Here, a connection to the "good old times" can be created. If employers promote and thus increase the initiative of their employees, they also increase the productivity of the company. This calculation has remained the same, it is just in a different time and generation spirit. For employers, HR managers and team members with personnel responsibility, it is therefore all the more important today to look into measures and possibilities that promote and strengthen initiative and commitment to knowledge management in the company.

In a nutshell: "How do I motivate the team members in my area of responsibility to internalise knowledge on their own, to establish workflows and processes and to pass on internal know-how and content?

Verschiedene Bilder von Personen in Kaleidoskop-Optik

Implement LXPs in the company

The need for companies to use an LXP for knowledge transfer is quickly put into perspective due to generational change and the associated change in the workweek. But how is it applied correctly? The concept of the Learning Experience Platform is still quite young. The idea of not only establishing knowledge through the top-down principle - as is the case with most LMSs - but also giving learners the function of teachers is only a few years old. But does this step alone help to ensure a qualitatively better exchange of knowledge or is it in the end just "empty words" in digital form?

In principle, it is like learning on the school bench, which as such also wants to be learned. Accordingly, conditions must be created so that the effectiveness of the LXP takes hold. All users - from team members to management - must understand and internalise the sustainability of this type of knowledge exchange so that the platform can achieve the optimal effect in the company. There are some external factors associated with the successful use of an LXP:


The first point is addressed directly to the users. The best tool has no impact if it is not actively used. This is especially true for interactive LXPs. There needs to be an awareness of this issue and continuity. Team members need to encourage each other to add content or set the right reminders.
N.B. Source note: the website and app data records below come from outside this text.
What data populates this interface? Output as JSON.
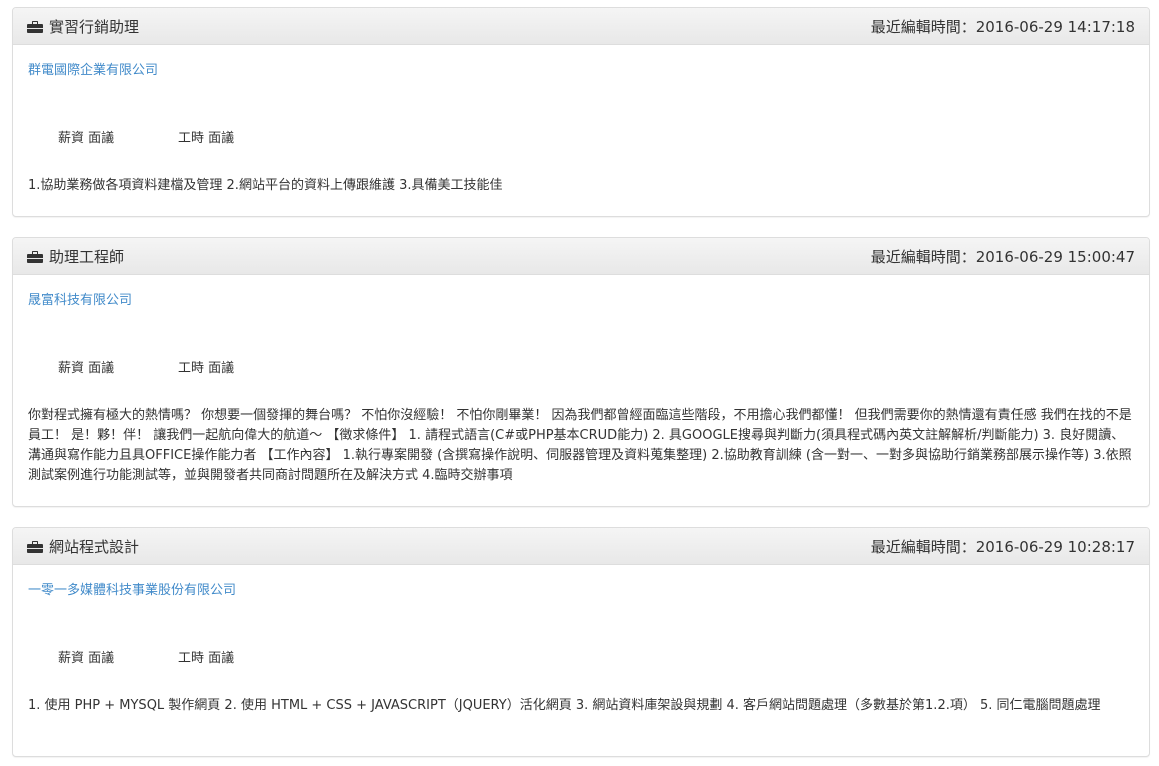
{
  "jobs": [
    {
      "title": "實習行銷助理",
      "edit_time": "最近編輯時間：2016-06-29 14:17:18",
      "company": "群電國際企業有限公司",
      "salary": "薪資 面議",
      "hours": "工時 面議",
      "description": "1.協助業務做各項資料建檔及管理 2.網站平台的資料上傳跟維護 3.具備美工技能佳"
    },
    {
      "title": "助理工程師",
      "edit_time": "最近編輯時間：2016-06-29 15:00:47",
      "company": "晟富科技有限公司",
      "salary": "薪資 面議",
      "hours": "工時 面議",
      "description": "你對程式擁有極大的熱情嗎？ 你想要一個發揮的舞台嗎？ 不怕你沒經驗！ 不怕你剛畢業！ 因為我們都曾經面臨這些階段，不用擔心我們都懂！ 但我們需要你的熱情還有責任感 我們在找的不是員工！ 是！夥！伴！ 讓我們一起航向偉大的航道～ 【徵求條件】 1. 請程式語言(C#或PHP基本CRUD能力) 2. 具GOOGLE搜尋與判斷力(須具程式碼內英文註解解析/判斷能力) 3. 良好閱讀、溝通與寫作能力且具OFFICE操作能力者 【工作內容】 1.執行專案開發 (含撰寫操作說明、伺服器管理及資料蒐集整理) 2.協助教育訓練 (含一對一、一對多與協助行銷業務部展示操作等) 3.依照測試案例進行功能測試等，並與開發者共同商討問題所在及解決方式 4.臨時交辦事項"
    },
    {
      "title": "網站程式設計",
      "edit_time": "最近編輯時間：2016-06-29 10:28:17",
      "company": "一零一多媒體科技事業股份有限公司",
      "salary": "薪資 面議",
      "hours": "工時 面議",
      "description": "1. 使用 PHP + MYSQL 製作網頁 2. 使用 HTML + CSS + JAVASCRIPT（JQUERY）活化網頁 3. 網站資料庫架設與規劃 4. 客戶網站問題處理（多數基於第1.2.項） 5. 同仁電腦問題處理"
    }
  ]
}
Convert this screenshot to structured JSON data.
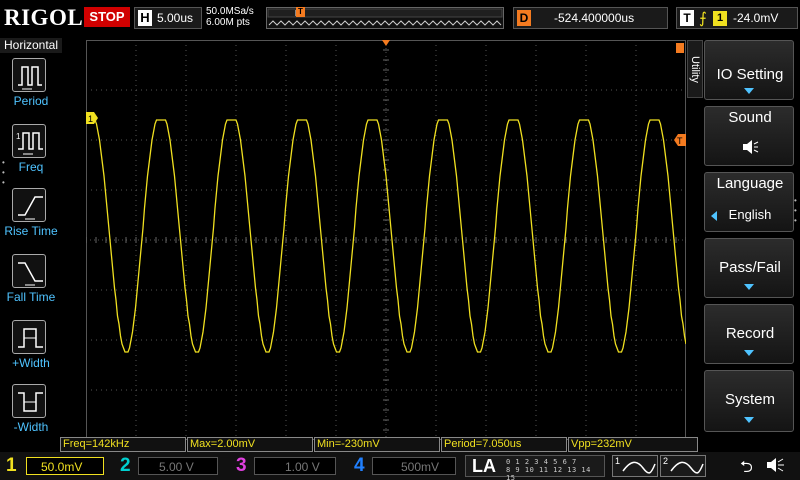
{
  "brand": "RIGOL",
  "run_status": "STOP",
  "timebase": {
    "label": "H",
    "value": "5.00us"
  },
  "acquisition": {
    "sample_rate": "50.0MSa/s",
    "memory_depth": "6.00M pts"
  },
  "delay": {
    "label": "D",
    "value": "-524.400000us"
  },
  "trigger": {
    "label": "T",
    "channel": "1",
    "level": "-24.0mV",
    "marker": "T"
  },
  "left_panel": {
    "title": "Horizontal",
    "items": [
      {
        "label": "Period",
        "icon": "period-icon"
      },
      {
        "label": "Freq",
        "icon": "frequency-icon"
      },
      {
        "label": "Rise Time",
        "icon": "rise-time-icon"
      },
      {
        "label": "Fall Time",
        "icon": "fall-time-icon"
      },
      {
        "label": "+Width",
        "icon": "positive-width-icon"
      },
      {
        "label": "-Width",
        "icon": "negative-width-icon"
      }
    ]
  },
  "right_menu": {
    "tab": "Utility",
    "items": [
      {
        "label": "IO Setting"
      },
      {
        "label": "Sound",
        "sub": "speaker-icon"
      },
      {
        "label": "Language",
        "value": "English"
      },
      {
        "label": "Pass/Fail"
      },
      {
        "label": "Record"
      },
      {
        "label": "System"
      }
    ]
  },
  "channel_marker": "1",
  "trigger_level_marker": "T",
  "measurements": [
    {
      "text": "Freq=142kHz"
    },
    {
      "text": "Max=2.00mV"
    },
    {
      "text": "Min=-230mV"
    },
    {
      "text": "Period=7.050us"
    },
    {
      "text": "Vpp=232mV"
    }
  ],
  "channels": [
    {
      "num": "1",
      "scale": "50.0mV",
      "color": "#f0e020",
      "active": true
    },
    {
      "num": "2",
      "scale": "5.00 V",
      "color": "#00d0d0",
      "active": false
    },
    {
      "num": "3",
      "scale": "1.00 V",
      "color": "#e040e0",
      "active": false
    },
    {
      "num": "4",
      "scale": "500mV",
      "color": "#2080ff",
      "active": false
    }
  ],
  "logic_analyzer": {
    "label": "LA",
    "digits_row1": "0 1 2 3   4 5 6 7",
    "digits_row2": "8 9 10 11  12 13 14 15"
  },
  "buses": [
    {
      "num": "1"
    },
    {
      "num": "2"
    }
  ],
  "colors": {
    "ch1": "#f0e020",
    "accent": "#4fc3ff",
    "trigger": "#f47b20",
    "stop": "#d00000"
  },
  "waveform": {
    "max_mv": 2.0,
    "min_mv": -230,
    "period_us": 7.05
  }
}
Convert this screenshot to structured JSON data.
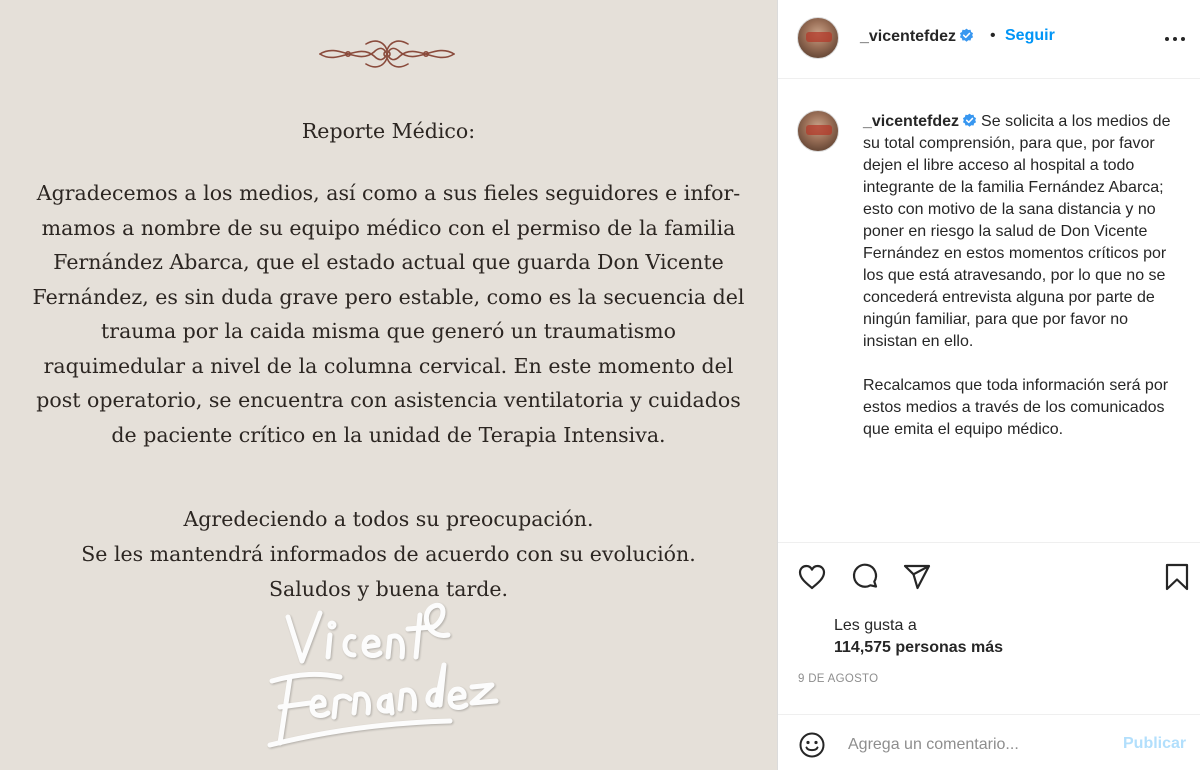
{
  "post_image": {
    "title": "Reporte Médico:",
    "body_lines": [
      "Agradecemos a los medios, así como a sus fieles seguidores e infor-",
      "mamos a nombre de su equipo médico con el permiso de la familia",
      "Fernández Abarca, que el estado actual que guarda Don Vicente",
      "Fernández, es sin duda grave pero estable, como es la secuencia del",
      "trauma por la caida misma que generó un traumatismo",
      "raquimedular a nivel de la columna cervical. En este momento del",
      "post operatorio, se encuentra con asistencia ventilatoria y cuidados",
      "de paciente crítico en la unidad de Terapia Intensiva."
    ],
    "closing_lines": [
      "Agredeciendo a todos su preocupación.",
      "Se les mantendrá informados de acuerdo con su evolución.",
      "Saludos y buena tarde."
    ],
    "signature_text": "Vicente Fernández",
    "background_color": "#e5e0d9",
    "ornament_color": "#8a4b3c"
  },
  "header": {
    "username": "_vicentefdez",
    "separator": "•",
    "follow_label": "Seguir"
  },
  "caption": {
    "username": "_vicentefdez",
    "paragraph_1": "Se solicita a los medios de su total comprensión, para que, por favor dejen el libre acceso al hospital a todo integrante de la familia Fernández Abarca; esto con motivo de la sana distancia y no poner en riesgo la salud de Don Vicente Fernández en estos momentos críticos por los que está atravesando, por lo que no se concederá entrevista alguna por parte de ningún familiar, para que por favor no insistan en ello.",
    "paragraph_2": "Recalcamos que toda información será por estos medios a través de los comunicados que emita el equipo médico."
  },
  "likes": {
    "label": "Les gusta a",
    "count": "114,575 personas más"
  },
  "date": "9 DE AGOSTO",
  "comment": {
    "placeholder": "Agrega un comentario...",
    "publish_label": "Publicar"
  },
  "colors": {
    "accent": "#0095f6",
    "verified": "#3897f0",
    "publish_disabled": "#b2dffc",
    "muted_text": "#8e8e8e"
  },
  "icons": [
    "verified-badge-icon",
    "more-options-icon",
    "heart-icon",
    "comment-icon",
    "share-icon",
    "bookmark-icon",
    "emoji-icon"
  ]
}
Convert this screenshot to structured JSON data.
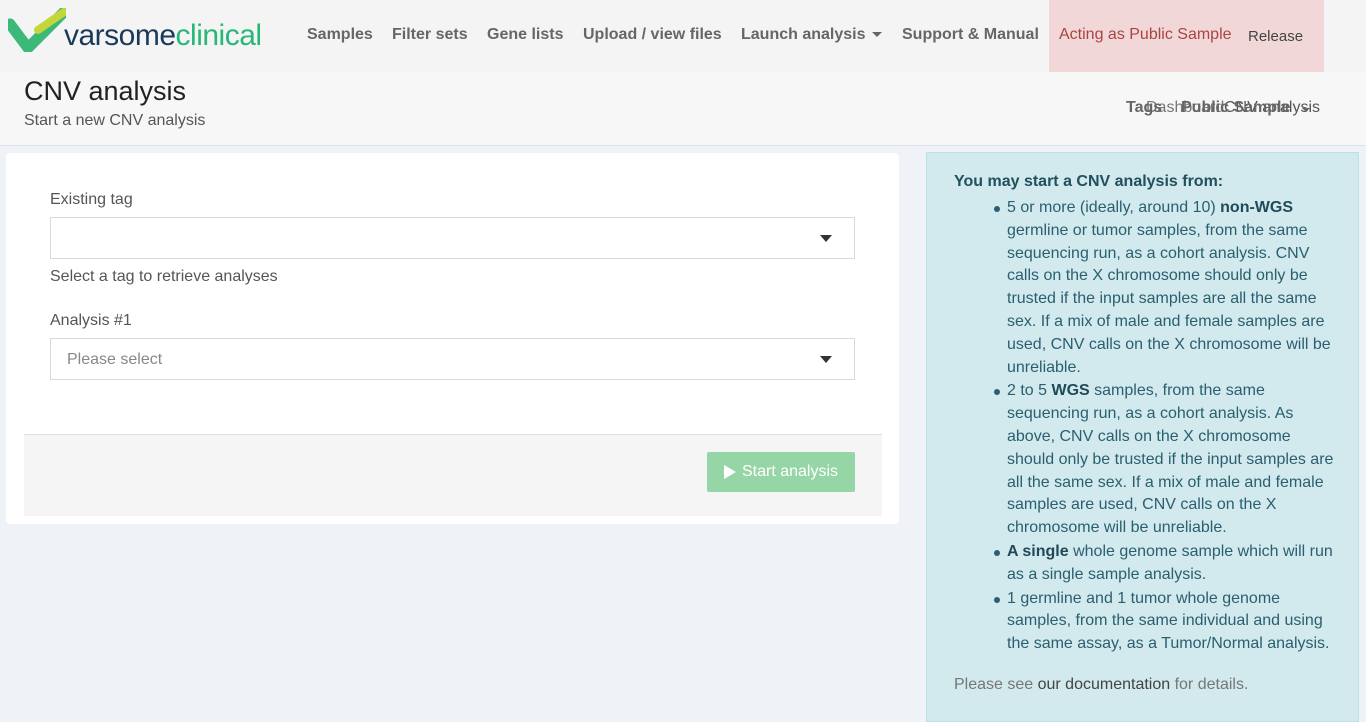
{
  "navbar": {
    "logo": {
      "part1": "varsome",
      "part2": "clinical"
    },
    "items": [
      {
        "label": "Samples"
      },
      {
        "label": "Filter sets"
      },
      {
        "label": "Gene lists"
      },
      {
        "label": "Upload / view files"
      },
      {
        "label": "Launch analysis"
      },
      {
        "label": "Support & Manual"
      }
    ],
    "acting_label": "Acting as Public Sample",
    "release_label": "Release"
  },
  "header": {
    "title": "CNV analysis",
    "subtitle": "Start a new CNV analysis",
    "breadcrumb": {
      "dashboard": "Dashboard",
      "current": "CNV analysis",
      "tags": "Tags",
      "public_sample": "Public Sample"
    }
  },
  "form": {
    "existing_tag_label": "Existing tag",
    "existing_tag_value": "",
    "existing_tag_help": "Select a tag to retrieve analyses",
    "analysis_label": "Analysis #1",
    "analysis_placeholder": "Please select",
    "start_button": "Start analysis"
  },
  "info": {
    "title": "You may start a CNV analysis from:",
    "items": [
      {
        "pre": "5 or more (ideally, around 10) ",
        "bold": "non-WGS",
        "post": " germline or tumor samples, from the same sequencing run, as a cohort analysis. CNV calls on the X chromosome should only be trusted if the input samples are all the same sex. If a mix of male and female samples are used, CNV calls on the X chromosome will be unreliable."
      },
      {
        "pre": "2 to 5 ",
        "bold": "WGS",
        "post": " samples, from the same sequencing run, as a cohort analysis. As above, CNV calls on the X chromosome should only be trusted if the input samples are all the same sex. If a mix of male and female samples are used, CNV calls on the X chromosome will be unreliable."
      },
      {
        "pre": "",
        "bold": "A single",
        "post": " whole genome sample which will run as a single sample analysis."
      },
      {
        "pre": "1 germline and 1 tumor whole genome samples, from the same individual and using the same assay, as a Tumor/Normal analysis.",
        "bold": "",
        "post": ""
      }
    ],
    "footer_pre": "Please see ",
    "footer_link": "our documentation",
    "footer_post": " for details."
  },
  "colors": {
    "brand_green": "#27b878",
    "brand_navy": "#1b3a5a",
    "acting_bg": "#f2d7d9",
    "info_bg": "#d2e9ee",
    "start_button_bg": "#96d6a6"
  }
}
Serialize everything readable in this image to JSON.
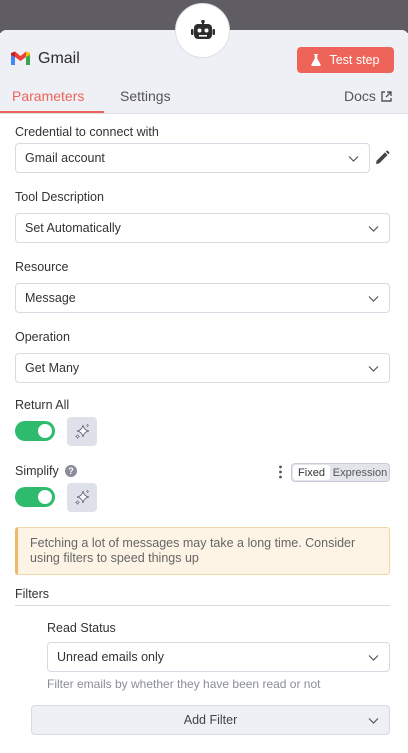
{
  "node": {
    "title": "Gmail",
    "test_step_label": "Test step"
  },
  "tabs": {
    "parameters": "Parameters",
    "settings": "Settings",
    "docs": "Docs"
  },
  "fields": {
    "credential": {
      "label": "Credential to connect with",
      "value": "Gmail account"
    },
    "tool_description": {
      "label": "Tool Description",
      "value": "Set Automatically"
    },
    "resource": {
      "label": "Resource",
      "value": "Message"
    },
    "operation": {
      "label": "Operation",
      "value": "Get Many"
    },
    "return_all": {
      "label": "Return All",
      "enabled": true
    },
    "simplify": {
      "label": "Simplify",
      "help_icon": "?",
      "enabled": true,
      "mode_fixed": "Fixed",
      "mode_expression": "Expression",
      "selected_mode": "Fixed"
    }
  },
  "notice": {
    "line1": "Fetching a lot of messages may take a long time. Consider",
    "line2": "using filters to speed things up"
  },
  "filters": {
    "label": "Filters",
    "read_status": {
      "label": "Read Status",
      "value": "Unread emails only",
      "hint": "Filter emails by whether they have been read or not"
    },
    "add_filter_label": "Add Filter"
  },
  "colors": {
    "accent": "#ef6459",
    "toggle_on": "#2fbb6e",
    "notice_bg": "#fdf4e6"
  },
  "icons": [
    "robot-icon",
    "gmail-icon",
    "flask-icon",
    "external-link-icon",
    "chevron-down-icon",
    "pencil-icon",
    "sparkle-icon",
    "help-icon",
    "kebab-menu-icon"
  ]
}
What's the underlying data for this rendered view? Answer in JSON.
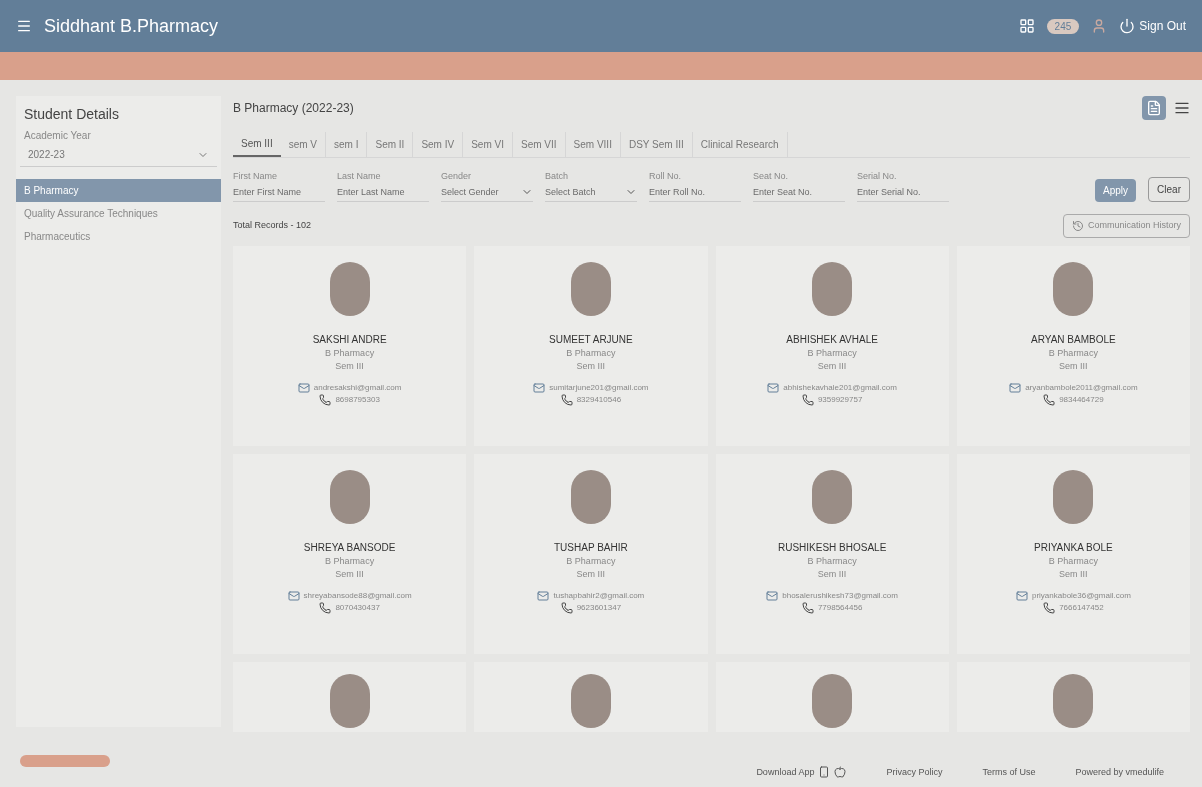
{
  "header": {
    "title": "Siddhant B.Pharmacy",
    "badge": "245",
    "sign_out": "Sign Out"
  },
  "sidebar": {
    "title": "Student Details",
    "year_label": "Academic Year",
    "year_value": "2022-23",
    "items": [
      {
        "label": "B Pharmacy",
        "selected": true
      },
      {
        "label": "Quality Assurance Techniques",
        "selected": false
      },
      {
        "label": "Pharmaceutics",
        "selected": false
      }
    ]
  },
  "main": {
    "title": "B Pharmacy (2022-23)",
    "tabs": [
      {
        "label": "Sem III",
        "selected": true
      },
      {
        "label": "sem V",
        "selected": false
      },
      {
        "label": "sem I",
        "selected": false
      },
      {
        "label": "Sem II",
        "selected": false
      },
      {
        "label": "Sem IV",
        "selected": false
      },
      {
        "label": "Sem VI",
        "selected": false
      },
      {
        "label": "Sem VII",
        "selected": false
      },
      {
        "label": "Sem VIII",
        "selected": false
      },
      {
        "label": "DSY Sem III",
        "selected": false
      },
      {
        "label": "Clinical Research",
        "selected": false
      }
    ],
    "filters": [
      {
        "label": "First Name",
        "placeholder": "Enter First Name",
        "kind": "text"
      },
      {
        "label": "Last Name",
        "placeholder": "Enter Last Name",
        "kind": "text"
      },
      {
        "label": "Gender",
        "placeholder": "Select Gender",
        "kind": "select"
      },
      {
        "label": "Batch",
        "placeholder": "Select Batch",
        "kind": "select"
      },
      {
        "label": "Roll No.",
        "placeholder": "Enter Roll No.",
        "kind": "text"
      },
      {
        "label": "Seat No.",
        "placeholder": "Enter Seat No.",
        "kind": "text"
      },
      {
        "label": "Serial No.",
        "placeholder": "Enter Serial No.",
        "kind": "text"
      }
    ],
    "apply": "Apply",
    "clear": "Clear",
    "total": "Total Records - 102",
    "history": "Communication History",
    "students": [
      {
        "name": "SAKSHI ANDRE",
        "course": "B Pharmacy",
        "sem": "Sem III",
        "email": "andresakshi@gmail.com",
        "phone": "8698795303"
      },
      {
        "name": "SUMEET ARJUNE",
        "course": "B Pharmacy",
        "sem": "Sem III",
        "email": "sumitarjune201@gmail.com",
        "phone": "8329410546"
      },
      {
        "name": "ABHISHEK AVHALE",
        "course": "B Pharmacy",
        "sem": "Sem III",
        "email": "abhishekavhale201@gmail.com",
        "phone": "9359929757"
      },
      {
        "name": "ARYAN BAMBOLE",
        "course": "B Pharmacy",
        "sem": "Sem III",
        "email": "aryanbambole2011@gmail.com",
        "phone": "9834464729"
      },
      {
        "name": "SHREYA BANSODE",
        "course": "B Pharmacy",
        "sem": "Sem III",
        "email": "shreyabansode88@gmail.com",
        "phone": "8070430437"
      },
      {
        "name": "TUSHAP BAHIR",
        "course": "B Pharmacy",
        "sem": "Sem III",
        "email": "tushapbahir2@gmail.com",
        "phone": "9623601347"
      },
      {
        "name": "RUSHIKESH BHOSALE",
        "course": "B Pharmacy",
        "sem": "Sem III",
        "email": "bhosalerushikesh73@gmail.com",
        "phone": "7798564456"
      },
      {
        "name": "PRIYANKA BOLE",
        "course": "B Pharmacy",
        "sem": "Sem III",
        "email": "priyankabole36@gmail.com",
        "phone": "7666147452"
      }
    ]
  },
  "footer": {
    "download": "Download App",
    "privacy": "Privacy Policy",
    "terms": "Terms of Use",
    "powered": "Powered by vmedulife"
  }
}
Holiday replacement is a good example of this. If the company uses an LXP, employees can transfer knowledge more easily. The answer to the question of how to handle this workflow within the holiday replacement is: "it should be stored in the LXP, have a look there! This practical example leads to the next point: content.

LXPs need content to function. An empty LXP is anything but a step in the right direction. Knowledge transfer can be described in terms of three separate aspects: knowledge acquisition, knowledge retention and knowledge dissemination. The implementation of external content providers or own content interfaces is therefore recommended as a "jump start". This way, content can be accessed in the LXP from day one.

Interaction affects the dynamics of the other two points. The quality of the content and the presence of the tool can only be achieved if the users also have the necessary willingness to interact. Especially team members from the younger generations - who will dominate the labour market more and more in the coming years - are influenced by interactive learning and "social networking" on the internet. Based on the findings of generational research, it therefore makes sense to focus on a design that encourages the employees of a company to interact on the LXP.

U2D Aprenia meets the best possible requirements

In summary, it should be emphasised that the generations, whether Millenial or GenZ, have high expectations of their employers. This sometimes leads to the need for sustainable quality in knowledge management and social learning. Young employees want to be actively involved in making their working environment as pleasant and productive as possible. The LXP U2D Aprenia provides the best prerequisites to enable a comfortable learning experience for the younger generations and at the same time encourage them to participate themselves. Optionally, existing content can be accessed right from the start. Digital interaction is important to the tech-savvy generations! This can be achieved through gamification at Aprenia. It provides an incentive for content creation and a certain degree of fun.




Absolventa (n.d.). Generation XYZ - the complete generation overview.

Weibler (2018). Work-Life-Blending - What does it mean and what does it entail?